TEL AVIV – A series of crucial defeats of the Syrian army has laid to rest any illusions that the government in Damascus is in control of its country. By spreading his forces thinly across Syria, President Bashar al-Assad has drastically reduced his capacity to win decisive battles, and he is now being forced to evacuate wide areas of the country to concentrate his army around Damascus and the Alawite enclave in the northwest. As it becomes clear that Assad is likely to lose the war, his closest allies – as well as world powers and regional players – are beginning to plan for the end game.

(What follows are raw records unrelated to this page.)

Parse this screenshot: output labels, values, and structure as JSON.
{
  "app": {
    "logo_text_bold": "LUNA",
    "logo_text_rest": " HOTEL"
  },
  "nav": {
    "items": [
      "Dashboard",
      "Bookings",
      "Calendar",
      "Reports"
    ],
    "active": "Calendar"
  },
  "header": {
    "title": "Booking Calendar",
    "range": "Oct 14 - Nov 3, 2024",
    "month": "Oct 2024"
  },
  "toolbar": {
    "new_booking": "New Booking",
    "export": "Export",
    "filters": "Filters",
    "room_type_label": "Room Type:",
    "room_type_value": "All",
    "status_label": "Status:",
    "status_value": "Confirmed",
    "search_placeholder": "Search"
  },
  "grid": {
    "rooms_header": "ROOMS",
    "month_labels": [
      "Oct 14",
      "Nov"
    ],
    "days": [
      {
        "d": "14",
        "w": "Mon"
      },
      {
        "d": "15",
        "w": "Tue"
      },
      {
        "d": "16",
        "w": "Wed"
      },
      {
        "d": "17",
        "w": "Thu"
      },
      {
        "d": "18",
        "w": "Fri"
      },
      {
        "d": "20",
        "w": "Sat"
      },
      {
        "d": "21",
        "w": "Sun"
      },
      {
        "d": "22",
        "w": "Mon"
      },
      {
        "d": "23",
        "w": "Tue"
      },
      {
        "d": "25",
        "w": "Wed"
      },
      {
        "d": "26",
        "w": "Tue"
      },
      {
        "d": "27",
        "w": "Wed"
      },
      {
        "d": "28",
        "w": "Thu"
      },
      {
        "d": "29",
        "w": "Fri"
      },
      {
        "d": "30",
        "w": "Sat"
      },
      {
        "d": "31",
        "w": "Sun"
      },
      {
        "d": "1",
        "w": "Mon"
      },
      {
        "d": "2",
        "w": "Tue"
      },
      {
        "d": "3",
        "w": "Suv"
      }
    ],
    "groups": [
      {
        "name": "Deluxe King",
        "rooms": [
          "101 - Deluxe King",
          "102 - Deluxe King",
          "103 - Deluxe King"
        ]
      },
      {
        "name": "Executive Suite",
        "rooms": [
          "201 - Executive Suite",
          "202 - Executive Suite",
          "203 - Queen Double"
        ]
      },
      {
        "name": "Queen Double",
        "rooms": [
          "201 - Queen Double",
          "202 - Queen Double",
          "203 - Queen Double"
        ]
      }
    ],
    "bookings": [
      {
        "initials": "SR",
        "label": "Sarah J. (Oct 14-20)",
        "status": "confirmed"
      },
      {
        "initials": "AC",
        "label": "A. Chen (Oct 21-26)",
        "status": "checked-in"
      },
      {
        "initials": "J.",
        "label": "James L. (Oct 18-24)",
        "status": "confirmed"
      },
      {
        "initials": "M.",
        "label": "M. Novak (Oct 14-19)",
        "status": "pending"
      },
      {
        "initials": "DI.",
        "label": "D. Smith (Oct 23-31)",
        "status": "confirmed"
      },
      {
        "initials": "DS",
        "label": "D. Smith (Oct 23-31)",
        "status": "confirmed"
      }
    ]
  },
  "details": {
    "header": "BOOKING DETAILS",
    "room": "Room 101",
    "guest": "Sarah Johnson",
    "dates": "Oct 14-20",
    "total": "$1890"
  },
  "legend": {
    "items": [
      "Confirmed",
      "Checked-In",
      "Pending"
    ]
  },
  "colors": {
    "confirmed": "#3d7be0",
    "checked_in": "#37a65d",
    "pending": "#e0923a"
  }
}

In late May, the leader of Hezbollah, Hassan Nasrallah, gave a speech that spoke volumes about the impact of the Syrian war on his organization. “The threat we face is existential,” Nasrallah said. “We now have three options: to expand the war and fight far more than we have fought in the last four years, to capitulate and be slaughtered, or to disperse throughout the world, walking humiliated and purposeless from catastrophe to catastrophe.”
More than 3,000 Hezbollah fighters have died in Syria, and another 4,000 have been injured. Syrian militants, including Islamic State fighters, have penetrated Lebanon, threatening to rekindle the country’s ethnic war and undermining Hezbollah’s legitimacy as the guarantor of its security. Assad’s fall would deny the organization its vital logistic hinterland in Syria, making it vulnerable to challenges by insurgent Sunni militias.
Iran, too, is likely to face a reckoning, as its ally in Damascus approaches defeat. The country’s strategic calculations are bound to have been affected by the ascension of Salman bin Abdulaziz Al Saud to the Saudi throne, a real game changer that has resulted in a shift of alliances among the region’s Sunni powers. Stronger ties among Saudi Arabia, Turkey, and Qatar – and the spectacular successes of the latter’s Sunni proxies in Syria – will put pressure on Iran to cut Assad loose or risk being drawn even deeper into the Syrian quagmire.